_WHAT TO PRODUCE:_
All lines in the data bearing the string "likes" should be identified and copied.

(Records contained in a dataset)
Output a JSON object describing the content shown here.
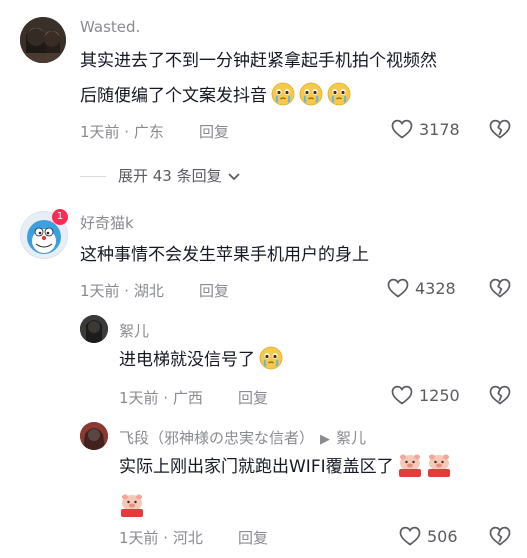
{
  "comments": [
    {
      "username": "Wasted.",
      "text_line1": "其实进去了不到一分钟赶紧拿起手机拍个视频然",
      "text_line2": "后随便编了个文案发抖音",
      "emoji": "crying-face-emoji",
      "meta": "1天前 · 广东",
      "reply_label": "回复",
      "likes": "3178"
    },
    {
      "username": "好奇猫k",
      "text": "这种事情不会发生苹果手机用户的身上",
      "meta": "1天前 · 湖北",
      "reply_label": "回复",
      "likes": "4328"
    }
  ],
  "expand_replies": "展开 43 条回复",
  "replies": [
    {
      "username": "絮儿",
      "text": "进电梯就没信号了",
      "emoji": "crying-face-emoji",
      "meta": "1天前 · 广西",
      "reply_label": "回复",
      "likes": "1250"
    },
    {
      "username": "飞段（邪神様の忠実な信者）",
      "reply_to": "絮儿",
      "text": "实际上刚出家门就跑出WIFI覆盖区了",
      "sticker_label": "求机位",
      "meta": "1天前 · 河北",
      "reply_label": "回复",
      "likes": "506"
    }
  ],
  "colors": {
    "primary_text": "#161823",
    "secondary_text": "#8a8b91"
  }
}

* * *

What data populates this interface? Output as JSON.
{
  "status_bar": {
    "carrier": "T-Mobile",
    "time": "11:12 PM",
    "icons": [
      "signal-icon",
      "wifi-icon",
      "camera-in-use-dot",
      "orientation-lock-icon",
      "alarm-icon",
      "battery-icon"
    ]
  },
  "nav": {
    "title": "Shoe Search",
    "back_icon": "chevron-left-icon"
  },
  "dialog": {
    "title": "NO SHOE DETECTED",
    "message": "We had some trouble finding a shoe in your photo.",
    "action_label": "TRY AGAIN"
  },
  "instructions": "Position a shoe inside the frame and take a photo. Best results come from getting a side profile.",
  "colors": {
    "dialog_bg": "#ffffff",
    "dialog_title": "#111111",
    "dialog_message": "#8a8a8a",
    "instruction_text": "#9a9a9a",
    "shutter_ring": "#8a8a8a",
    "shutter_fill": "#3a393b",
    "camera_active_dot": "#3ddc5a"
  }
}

_EXERCISE SOLUTION:_
      "likes": "3178"
      "likes": "4328"
      "likes": "1250"
      "likes": "506"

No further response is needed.